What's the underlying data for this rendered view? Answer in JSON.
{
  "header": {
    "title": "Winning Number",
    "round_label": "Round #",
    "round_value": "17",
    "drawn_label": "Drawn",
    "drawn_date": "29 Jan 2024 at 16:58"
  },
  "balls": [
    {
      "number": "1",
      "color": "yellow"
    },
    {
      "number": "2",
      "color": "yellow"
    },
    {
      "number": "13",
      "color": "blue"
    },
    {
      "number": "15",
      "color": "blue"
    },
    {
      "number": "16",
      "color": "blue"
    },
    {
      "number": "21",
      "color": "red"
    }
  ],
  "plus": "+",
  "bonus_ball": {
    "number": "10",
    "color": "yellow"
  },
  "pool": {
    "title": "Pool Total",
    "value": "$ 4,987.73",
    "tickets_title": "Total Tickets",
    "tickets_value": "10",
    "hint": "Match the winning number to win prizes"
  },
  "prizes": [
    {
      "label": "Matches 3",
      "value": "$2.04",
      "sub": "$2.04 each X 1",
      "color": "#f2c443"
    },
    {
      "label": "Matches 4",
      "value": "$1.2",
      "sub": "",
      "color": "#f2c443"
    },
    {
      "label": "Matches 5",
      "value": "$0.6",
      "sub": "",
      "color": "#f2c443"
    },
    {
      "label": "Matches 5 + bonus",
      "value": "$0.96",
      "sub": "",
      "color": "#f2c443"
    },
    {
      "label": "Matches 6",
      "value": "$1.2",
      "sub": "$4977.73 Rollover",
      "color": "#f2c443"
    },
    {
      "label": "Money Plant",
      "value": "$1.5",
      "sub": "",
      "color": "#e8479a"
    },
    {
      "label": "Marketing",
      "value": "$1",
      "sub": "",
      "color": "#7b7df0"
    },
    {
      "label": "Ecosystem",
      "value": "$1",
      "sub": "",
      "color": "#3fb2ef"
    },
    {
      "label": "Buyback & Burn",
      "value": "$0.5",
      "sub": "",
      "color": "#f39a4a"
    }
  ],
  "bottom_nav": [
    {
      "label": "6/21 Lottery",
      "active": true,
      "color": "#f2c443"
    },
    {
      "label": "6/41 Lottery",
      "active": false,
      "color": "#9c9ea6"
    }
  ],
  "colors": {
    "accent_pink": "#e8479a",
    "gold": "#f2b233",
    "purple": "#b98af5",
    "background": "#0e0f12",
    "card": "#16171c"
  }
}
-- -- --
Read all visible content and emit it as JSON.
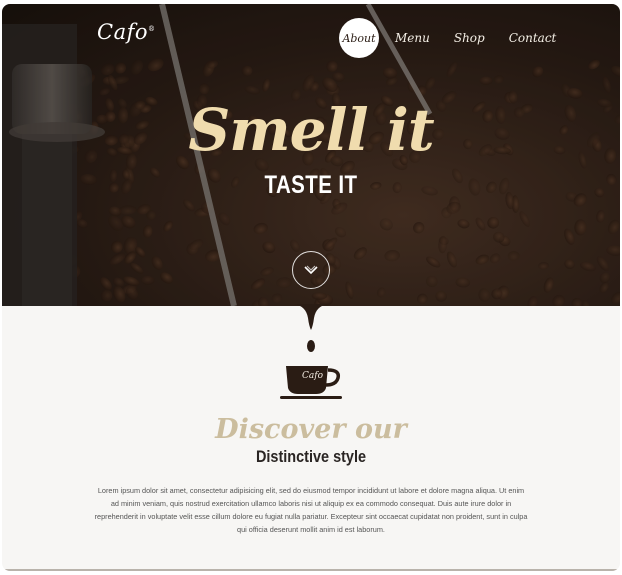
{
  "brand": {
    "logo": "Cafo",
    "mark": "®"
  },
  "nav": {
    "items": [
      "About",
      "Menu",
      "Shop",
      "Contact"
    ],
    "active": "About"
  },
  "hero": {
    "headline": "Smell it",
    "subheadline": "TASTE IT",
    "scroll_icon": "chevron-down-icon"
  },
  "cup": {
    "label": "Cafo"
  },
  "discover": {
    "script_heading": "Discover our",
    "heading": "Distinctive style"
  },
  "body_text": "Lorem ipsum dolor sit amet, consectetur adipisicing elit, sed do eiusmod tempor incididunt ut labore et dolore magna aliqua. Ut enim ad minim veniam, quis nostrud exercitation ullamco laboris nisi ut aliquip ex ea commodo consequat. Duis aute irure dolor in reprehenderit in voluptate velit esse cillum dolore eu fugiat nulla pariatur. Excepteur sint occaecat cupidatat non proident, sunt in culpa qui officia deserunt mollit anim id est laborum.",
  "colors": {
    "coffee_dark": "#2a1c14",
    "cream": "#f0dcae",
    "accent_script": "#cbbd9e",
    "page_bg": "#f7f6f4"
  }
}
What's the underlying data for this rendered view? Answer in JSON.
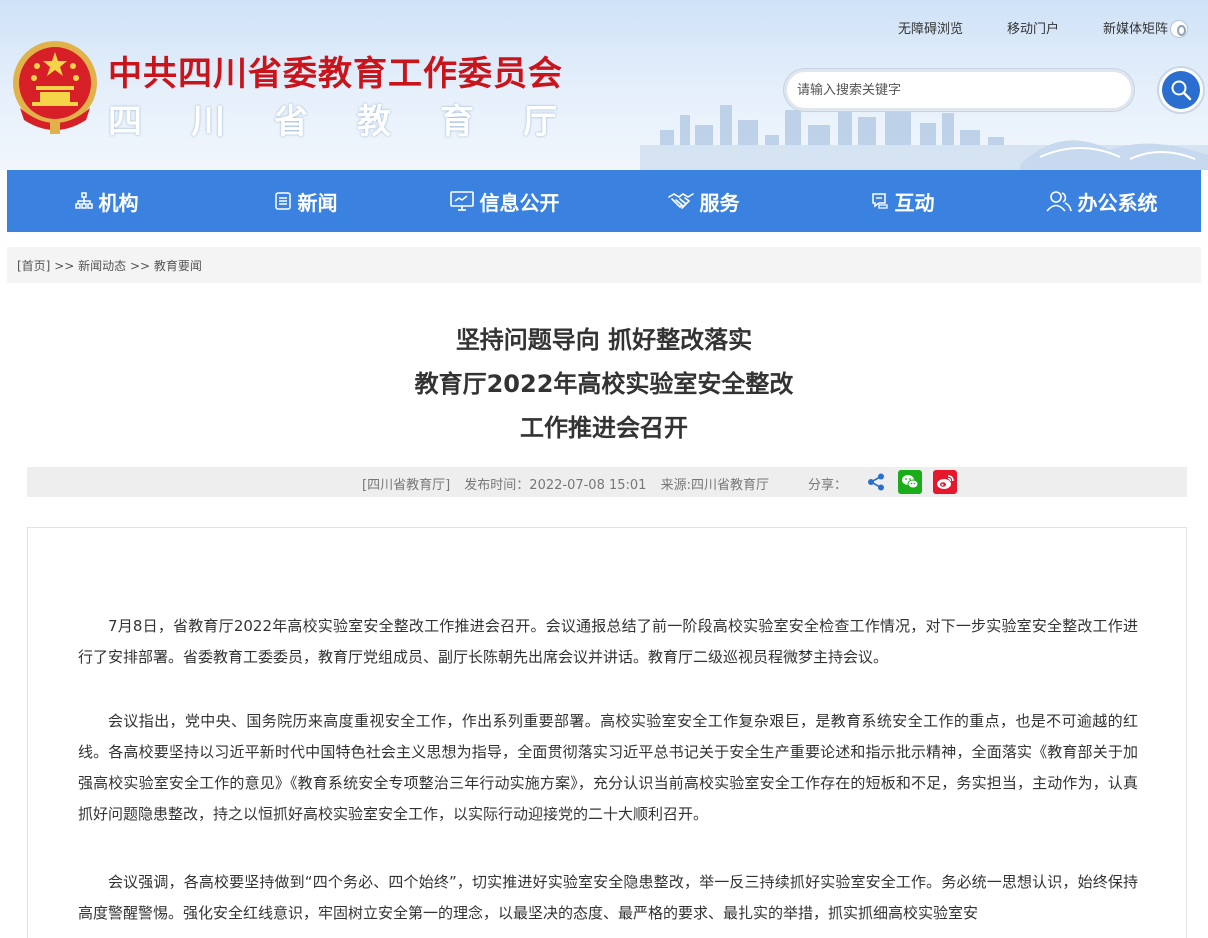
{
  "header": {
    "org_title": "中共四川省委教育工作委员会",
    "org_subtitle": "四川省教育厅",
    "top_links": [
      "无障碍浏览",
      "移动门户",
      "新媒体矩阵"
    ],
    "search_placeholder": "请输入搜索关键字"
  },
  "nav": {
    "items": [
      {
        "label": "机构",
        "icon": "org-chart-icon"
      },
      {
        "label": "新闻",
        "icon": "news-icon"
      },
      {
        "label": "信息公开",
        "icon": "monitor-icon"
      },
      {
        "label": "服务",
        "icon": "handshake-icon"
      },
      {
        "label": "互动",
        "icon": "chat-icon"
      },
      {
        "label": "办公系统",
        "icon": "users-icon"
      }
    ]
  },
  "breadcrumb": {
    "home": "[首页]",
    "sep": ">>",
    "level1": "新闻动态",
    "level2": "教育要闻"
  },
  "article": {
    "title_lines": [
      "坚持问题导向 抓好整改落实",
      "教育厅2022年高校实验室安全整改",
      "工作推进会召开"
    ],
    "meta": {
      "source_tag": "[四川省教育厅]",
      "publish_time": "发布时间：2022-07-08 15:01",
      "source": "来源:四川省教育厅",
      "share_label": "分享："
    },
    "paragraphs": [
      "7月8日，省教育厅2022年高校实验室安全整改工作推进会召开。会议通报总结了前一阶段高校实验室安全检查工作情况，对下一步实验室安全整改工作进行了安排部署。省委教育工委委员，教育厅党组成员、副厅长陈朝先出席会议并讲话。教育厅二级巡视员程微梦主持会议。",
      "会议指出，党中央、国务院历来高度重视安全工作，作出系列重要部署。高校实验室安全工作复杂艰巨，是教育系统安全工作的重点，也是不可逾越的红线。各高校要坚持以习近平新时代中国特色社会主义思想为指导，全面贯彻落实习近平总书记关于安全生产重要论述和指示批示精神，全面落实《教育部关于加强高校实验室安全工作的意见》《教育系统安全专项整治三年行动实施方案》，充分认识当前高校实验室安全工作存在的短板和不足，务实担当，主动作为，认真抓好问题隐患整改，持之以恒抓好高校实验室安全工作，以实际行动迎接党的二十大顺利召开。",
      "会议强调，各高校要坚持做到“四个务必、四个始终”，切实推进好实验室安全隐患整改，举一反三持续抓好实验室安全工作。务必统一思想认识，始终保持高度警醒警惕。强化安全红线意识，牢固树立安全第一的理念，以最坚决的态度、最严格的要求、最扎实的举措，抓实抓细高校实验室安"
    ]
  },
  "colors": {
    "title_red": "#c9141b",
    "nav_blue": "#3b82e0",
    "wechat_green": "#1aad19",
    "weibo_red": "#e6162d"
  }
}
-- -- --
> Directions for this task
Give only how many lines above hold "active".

> Reply to the task
3